The core of the now phenomenal reputation of The Gravel Hill Shiraz is locked into the site’s unique geology. On the surface, there appears to be very little soil. Instead a 40 cm thick covering of brown ferrous stone is undermined by a fine clay layer, stretching down a few metres.
As the winter rains dissipate and the soil dries out, the subsoil clay cracks, and water filters through the gravel and collects in the clay fissures, serving as the vines’ water reservoir. As the summer heat wanes and the winter rain arrives, the clay swells, pruning the roots buried inside it, thereby limiting the vigour of the vines.
Over the past thirty years, from a poor parcel of dry, gravelly soil, a veritable giant in the wine world has grown. Hartenberg was one of the first South African estates to separately vinify grapes from a particular terroir. Wine from the small and highly unusual “gravel hill” was first bottled in 1978 under the “Montagne” label. Winemaker Carl Schultz arrived at the farm in 1993 and soon agreed that “The Gravel Hill” site was special, with wine from its grapes different to that from other parts of Hartenberg. The opportunity to showcase the site on its own arose after Carl was invited to join the Cape Winemakers Guild (CWG) a couple of years later. As a condition of membership, he had to produce a small quantity of wine for sale at the annual CWG Auction. Consequently, the 1995 vintage from the site was named and bottled for the first time as The Gravel Hill Shiraz. It was sold at the 1997 auction – the first of fourteen vintages to be sold at the CWG auction. Before becoming commercially available, accolades for the Gravel Hill already include the wine earning the highest price for any Shiraz at the 2007 CWG Auction and the second highest price for any wine at the auction ever.
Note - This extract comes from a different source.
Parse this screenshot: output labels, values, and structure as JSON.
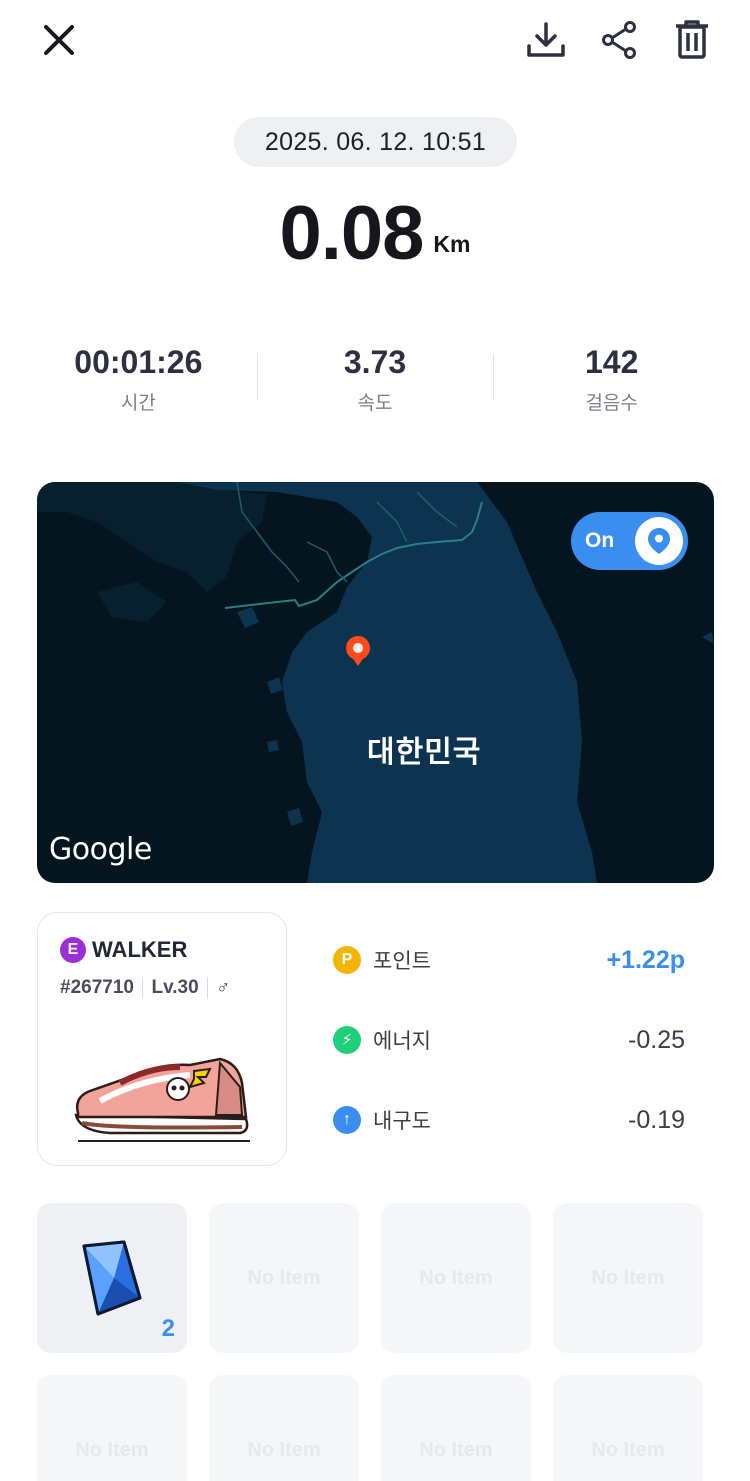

It is also the wine that has been auctioned at the CWG longest.